Weighing and measuring machine by John Joseph Merlin, London, 1760-1803
John Joseph Merlin (1735-1803) was a Dutch inventor. He learned his trade as a mathematical instrument maker in Paris. Merlin moved to England in 1760. He founded his mathematical instrument-making business in 1773. Merlin invented this weighing machine. He also set up “Merlin’s Mechanical Museum”. This featured instruments such as weighing machines, clocks and even a device allowing blind people to play cards. His museum was popular in London as a place of amusement and instruction. Merlin, something of an entrepreneur, is also believed to have popularised roller skates.
Related Themes and Topics
Glossary: weighing machine
A machine (sometimes referred to as a scale) for weighing persons, objects or large weights.

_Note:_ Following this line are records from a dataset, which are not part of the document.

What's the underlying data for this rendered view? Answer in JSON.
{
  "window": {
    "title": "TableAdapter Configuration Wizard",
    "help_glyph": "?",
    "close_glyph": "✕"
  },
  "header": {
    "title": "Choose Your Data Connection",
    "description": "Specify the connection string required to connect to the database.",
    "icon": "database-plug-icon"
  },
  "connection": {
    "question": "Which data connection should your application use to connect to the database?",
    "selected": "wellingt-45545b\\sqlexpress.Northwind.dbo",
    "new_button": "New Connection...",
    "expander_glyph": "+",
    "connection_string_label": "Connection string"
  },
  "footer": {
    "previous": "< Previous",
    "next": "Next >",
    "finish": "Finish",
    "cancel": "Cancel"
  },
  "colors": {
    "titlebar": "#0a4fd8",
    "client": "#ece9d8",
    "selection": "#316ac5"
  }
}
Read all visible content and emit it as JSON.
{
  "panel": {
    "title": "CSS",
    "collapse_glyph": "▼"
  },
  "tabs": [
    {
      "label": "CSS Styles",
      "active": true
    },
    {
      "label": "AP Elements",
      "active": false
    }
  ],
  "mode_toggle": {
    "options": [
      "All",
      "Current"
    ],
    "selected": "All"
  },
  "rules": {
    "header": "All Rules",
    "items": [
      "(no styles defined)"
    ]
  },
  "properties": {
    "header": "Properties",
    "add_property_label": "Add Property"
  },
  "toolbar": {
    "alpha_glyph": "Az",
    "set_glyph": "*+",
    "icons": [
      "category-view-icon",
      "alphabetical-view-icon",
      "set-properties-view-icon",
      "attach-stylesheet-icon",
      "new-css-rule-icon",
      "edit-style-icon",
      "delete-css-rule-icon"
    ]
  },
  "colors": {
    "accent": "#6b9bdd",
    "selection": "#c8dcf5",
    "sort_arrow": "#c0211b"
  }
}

Measurement is the process of estimating the magnitude of some attribute of an object, such as its length or weight, relative to some standard (unit of measurement), such as a meter or a kilogram. The act of measuring usually involves using a measuring instrument, such as a ruler, weighing scale, thermometer or speedometer which is calibrated to compare the measured attribute to a measurement unit. Metrology is the scientific study of measurement.
Glossary: personal weigher
weighing machine or device specifically for determing the weight of an individual person, usually but not always in a domestic environment. Characterised by weighing platform or chair, based on the steelyard lever principle (Distinct from bathroom scales)